French fashion designer Louis Vuitton was born on August 4, 1821, and two hundred years later, his bicentennial birthday and visionary spirit are being celebrated with Louis 200. In his honor, a series of creative initiatives across various media will feature collaborators from around the world until the end of 2021.
Louis 200 traces back to the founding designer’s beginnings when he left his hometown of Anchay, in the French Jura region, at the age of 14 and arrived in Paris two years later, traveling by foot. Following an apprenticeship with trunk maker and packer Romain Maréchal, Vuitton founded his own maison in 1854 at Place Vendôme in Paris, a district concentrated with major fashion houses. Between his rapport with English couturier Charles Frederick Worth, considered by many as the father of haute couture, and being appointed the trunk maker and packer to Empress Eugénie, Vuitton developed a waterproof coated canvas and transformed the functionality of trunks with flat lids, predicting the rise in demand for luggage as a revolution in transport was underway.
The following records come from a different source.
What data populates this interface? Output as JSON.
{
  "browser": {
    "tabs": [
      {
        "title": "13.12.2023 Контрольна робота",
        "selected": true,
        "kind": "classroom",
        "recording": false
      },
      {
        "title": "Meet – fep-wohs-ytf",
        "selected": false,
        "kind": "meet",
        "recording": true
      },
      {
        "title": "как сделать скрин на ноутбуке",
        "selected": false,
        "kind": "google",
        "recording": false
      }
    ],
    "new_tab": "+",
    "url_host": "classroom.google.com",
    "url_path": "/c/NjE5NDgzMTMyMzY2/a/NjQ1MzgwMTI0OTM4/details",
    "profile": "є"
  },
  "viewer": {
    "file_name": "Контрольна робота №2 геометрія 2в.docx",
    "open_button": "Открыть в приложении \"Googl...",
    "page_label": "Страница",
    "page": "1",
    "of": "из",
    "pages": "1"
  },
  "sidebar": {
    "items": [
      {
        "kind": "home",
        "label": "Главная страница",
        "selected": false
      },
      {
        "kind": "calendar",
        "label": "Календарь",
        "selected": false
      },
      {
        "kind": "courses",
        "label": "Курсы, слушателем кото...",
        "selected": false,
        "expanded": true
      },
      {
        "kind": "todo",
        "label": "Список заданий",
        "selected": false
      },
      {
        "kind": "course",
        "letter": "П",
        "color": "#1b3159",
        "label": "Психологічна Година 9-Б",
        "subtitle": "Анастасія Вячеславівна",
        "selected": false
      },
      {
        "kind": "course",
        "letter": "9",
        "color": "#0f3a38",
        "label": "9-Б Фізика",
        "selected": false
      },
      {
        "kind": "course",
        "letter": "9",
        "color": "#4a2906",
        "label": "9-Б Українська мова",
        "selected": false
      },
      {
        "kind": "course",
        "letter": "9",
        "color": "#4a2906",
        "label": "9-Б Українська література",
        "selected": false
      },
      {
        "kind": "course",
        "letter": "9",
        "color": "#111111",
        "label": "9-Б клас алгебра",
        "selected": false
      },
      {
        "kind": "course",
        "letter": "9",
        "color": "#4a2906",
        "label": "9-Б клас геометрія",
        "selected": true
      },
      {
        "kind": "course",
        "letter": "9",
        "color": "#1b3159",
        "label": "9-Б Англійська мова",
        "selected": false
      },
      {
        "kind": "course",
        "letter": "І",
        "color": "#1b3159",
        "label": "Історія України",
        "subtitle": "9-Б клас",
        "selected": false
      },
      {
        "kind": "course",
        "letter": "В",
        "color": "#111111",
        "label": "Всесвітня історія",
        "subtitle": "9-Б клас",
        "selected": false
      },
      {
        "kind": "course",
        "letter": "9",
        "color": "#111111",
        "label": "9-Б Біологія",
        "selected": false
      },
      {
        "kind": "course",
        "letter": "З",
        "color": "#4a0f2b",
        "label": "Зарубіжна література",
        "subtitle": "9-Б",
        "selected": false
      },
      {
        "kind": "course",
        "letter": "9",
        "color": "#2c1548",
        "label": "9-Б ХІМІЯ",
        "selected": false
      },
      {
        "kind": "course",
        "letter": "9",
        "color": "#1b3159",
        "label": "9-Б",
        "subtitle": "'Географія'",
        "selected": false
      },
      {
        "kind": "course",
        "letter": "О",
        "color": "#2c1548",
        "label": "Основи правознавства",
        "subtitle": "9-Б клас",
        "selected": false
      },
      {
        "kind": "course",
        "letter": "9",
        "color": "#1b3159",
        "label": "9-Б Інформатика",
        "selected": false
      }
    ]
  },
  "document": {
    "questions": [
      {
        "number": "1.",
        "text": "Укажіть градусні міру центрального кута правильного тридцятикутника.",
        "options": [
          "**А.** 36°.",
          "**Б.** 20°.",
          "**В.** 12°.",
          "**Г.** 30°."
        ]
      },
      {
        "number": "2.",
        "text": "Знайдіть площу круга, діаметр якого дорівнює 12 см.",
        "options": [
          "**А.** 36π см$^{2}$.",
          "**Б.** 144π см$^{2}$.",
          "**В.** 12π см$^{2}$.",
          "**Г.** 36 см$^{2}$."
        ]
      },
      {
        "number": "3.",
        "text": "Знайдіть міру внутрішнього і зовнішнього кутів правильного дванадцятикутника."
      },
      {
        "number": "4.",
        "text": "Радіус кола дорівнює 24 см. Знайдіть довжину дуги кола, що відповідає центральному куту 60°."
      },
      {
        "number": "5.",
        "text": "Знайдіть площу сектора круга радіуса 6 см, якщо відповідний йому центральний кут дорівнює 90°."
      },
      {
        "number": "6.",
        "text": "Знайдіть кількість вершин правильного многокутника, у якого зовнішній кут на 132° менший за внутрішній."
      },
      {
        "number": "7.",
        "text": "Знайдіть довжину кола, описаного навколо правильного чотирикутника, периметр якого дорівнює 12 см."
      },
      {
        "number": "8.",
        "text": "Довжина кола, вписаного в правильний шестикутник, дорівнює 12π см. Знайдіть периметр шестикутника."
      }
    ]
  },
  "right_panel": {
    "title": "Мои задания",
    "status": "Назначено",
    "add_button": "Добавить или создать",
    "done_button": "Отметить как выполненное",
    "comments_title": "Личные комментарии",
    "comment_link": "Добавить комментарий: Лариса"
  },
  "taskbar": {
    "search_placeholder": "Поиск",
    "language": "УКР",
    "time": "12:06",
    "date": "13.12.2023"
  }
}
The first initiative in the series, 200 Louis, involves windows of Louis Vuitton stores displaying video loops of reimagined creations from 200 talents, such as a screen-paneled trunk floating in mid-air or a giant, robot-like figure composed of boxes that nods to the way Vuitton would stack trunks in his windows. Additionally, selected stores will also feature festive façade displays – from a Damier pattern splashed across the Fifth Avenue storefront in New York City to a larger-than-life Vuitton looking out over passersby. “Imagine having a conversation with not just one visionary, but 200,” said Faye McLeod, Louis Vuitton’s visual image director. “We have never done windows like this before. There’s an exceptional energy that emanates from them – this constant flow of creativity. People will really sense the feeling of celebration,” he added.
Louis Vuitton has also pledged to donate 10,000 euros on behalf of each visionary to one of 15 non-profit organizations. Selected for enabling the access and discovery of creativity among young people and those from disadvantaged communities, these organizations stretch across 13 countries and 5 continents.
The second initiative is a platform game, inspired by Vuitton’s journey from his hometown as a teenager. Combining advanced animation with centuries of heritage, Louis: The Game offers an action-packed adventure through six imaginary worlds, featuring the brand mascot Vivienne. Along the way, this character must collect as many monogram candles as possible, in addition to keys that access each level. Integrating blockchain technology, the game will also include 30 NFTs (non-fungible tokens), 10 of which are created by digital artist Mike Winkelmann. Each of the 200 candles unlocks a postcard that reveals an anecdote or trivia spanning Louis Vuitton collaborations, history, runway highlights and more. The game can be downloaded through the App Store and Google Play for Android from August 4 onwards.
Both these activations will be followed by a large-scale triptych of Vuitton painted by American figurative artist Alex Katz and a fiction novel by French writer Caroline Bongrand about the life and intentions of Vuitton, available in French and English from October onwards. Also available for viewing on Apple TV from December will be a documentary titled Looking for Louis, shedding light on the young pioneer’s story.